Madam Ambassador

Allie Rothman, Staff Writer

“Hi gorgeous! We had a glimpse of your page and thought you were just stunning and would make a perfect fit as a model for our brand!” An Instagram clothing brand account, BabeEssentials, direct messages “We’d love to get you started as soon as possible by sending over our items to you! You take care of shipping, and we’ll take care of the rest!” What a business tactic.

The “DoSomething” mental health campaign says 91% of teenage girls have admitted to being unhappy with their bodies, and as outrageous as the number is, it doesn’t sound unrealistic. With a rise in the amount of “models” advertised across social media platforms; selling weight loss remedies, teeth whitening, eyelash serums and other beautification products, it’s no surprise teenage girls are so ridiculously self-conscious. These women, posing in front of professional cameras with these seemingly perfect features are telling social-media users that they could look better, that they should look better.

The most overwhelming technique, however, is the motive for companies to reach out to teenagers personally, asking them to be an “ambassador” for their brand.  It involves buying one or more of their products, taking some sort of photo with it, and sending it back to the brand for them to “feature” on their page. It seems harmless.

This had happened to me once. It was some clothing brand that I’ve never heard of. When they direct messaged me, the immediate feeling was flattery, “Wow, they want me? Really? I must really be special or something!” Then, I followed directions, visiting the website looking for some product to purchase. The prices were insane. I thought, “Who would pay $40 for a pair of sunglasses?”. Someone who wants the validation that was offered to them. At first, I wanted that validation. It was hard to resist, I had envisioned myself featured on the brand’s instagram page; perfect lighting, a wide smile, and thousands of likes, just for wearing some clothes. But, then I thought “what would that accomplish for me? Some followers? Some praise? I don’t need that, teenage girls don’t need that. We’re worth more than the likes of a picture in $40 sunglasses.

It’s a cruel approach, using  the low confidence of young women as leverage. But, to Brands like these, it’s strictly business. Feeding off of the low self esteem of teenage girls, somewhat brainwashing them with flattery and praise for their physical appearance, and encouraging the purchase of their products is the strongest way to build a business platform.

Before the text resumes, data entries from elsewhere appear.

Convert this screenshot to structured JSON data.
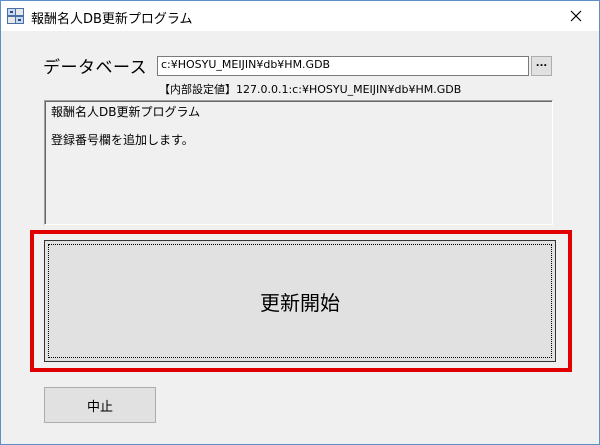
{
  "window": {
    "title": "報酬名人DB更新プログラム",
    "close_glyph": "✕"
  },
  "database": {
    "label": "データベース",
    "path_value": "c:¥HOSYU_MEIJIN¥db¥HM.GDB",
    "browse_label": "...",
    "internal_setting": "【内部設定値】127.0.0.1:c:¥HOSYU_MEIJIN¥db¥HM.GDB"
  },
  "log": {
    "lines": [
      "報酬名人DB更新プログラム",
      "登録番号欄を追加します。"
    ]
  },
  "actions": {
    "start_label": "更新開始",
    "cancel_label": "中止"
  },
  "colors": {
    "highlight": "#e00000",
    "window_bg": "#f0f0f0",
    "button_bg": "#e1e1e1"
  }
}
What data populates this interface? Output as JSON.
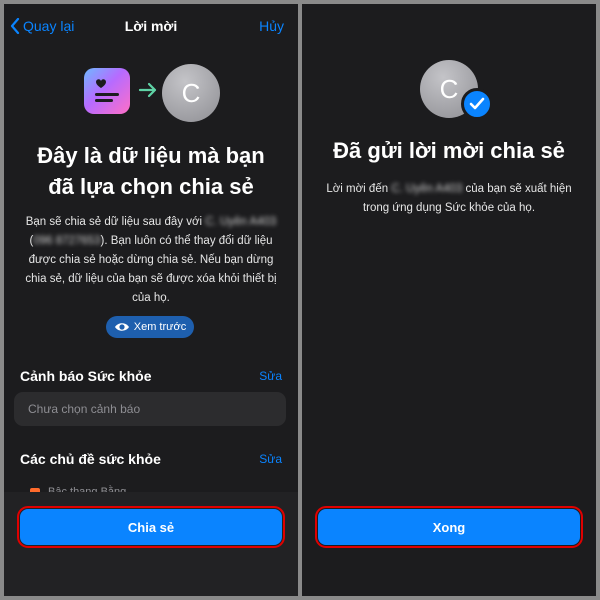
{
  "left": {
    "nav": {
      "back_label": "Quay lại",
      "title": "Lời mời",
      "cancel_label": "Hủy"
    },
    "avatar_initial": "C",
    "headline_line1": "Đây là dữ liệu mà bạn",
    "headline_line2": "đã lựa chọn chia sẻ",
    "body_text": {
      "part1": "Bạn sẽ chia sẻ dữ liệu sau đây với",
      "blurred_name": "C. Uyên A403",
      "blurred_phone": "096 8727653",
      "part2": ". Bạn luôn có thể thay đổi dữ liệu được chia sẻ hoặc dừng chia sẻ. Nếu bạn dừng chia sẻ, dữ liệu của bạn sẽ được xóa khỏi thiết bị của họ."
    },
    "preview_label": "Xem trước",
    "health_alert": {
      "title": "Cảnh báo Sức khỏe",
      "edit_label": "Sửa",
      "placeholder": "Chưa chọn cảnh báo"
    },
    "health_topics": {
      "title": "Các chủ đề sức khỏe",
      "edit_label": "Sửa",
      "peek_item": "Bậc thang Bằng"
    },
    "share_button": "Chia sẻ"
  },
  "right": {
    "avatar_initial": "C",
    "headline": "Đã gửi lời mời chia sẻ",
    "body_text": {
      "part1": "Lời mời đến",
      "blurred_name": "C. Uyên A403",
      "part2": "của bạn sẽ xuất hiện trong ứng dụng Sức khỏe của họ."
    },
    "done_button": "Xong"
  },
  "colors": {
    "accent": "#0a84ff",
    "background": "#1c1c1e",
    "highlight_outline": "#e00000"
  }
}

Zaharaswimgirls, an alleged female swimwear company, attempts to recruit a WJ student to their “team” via Instagram comment.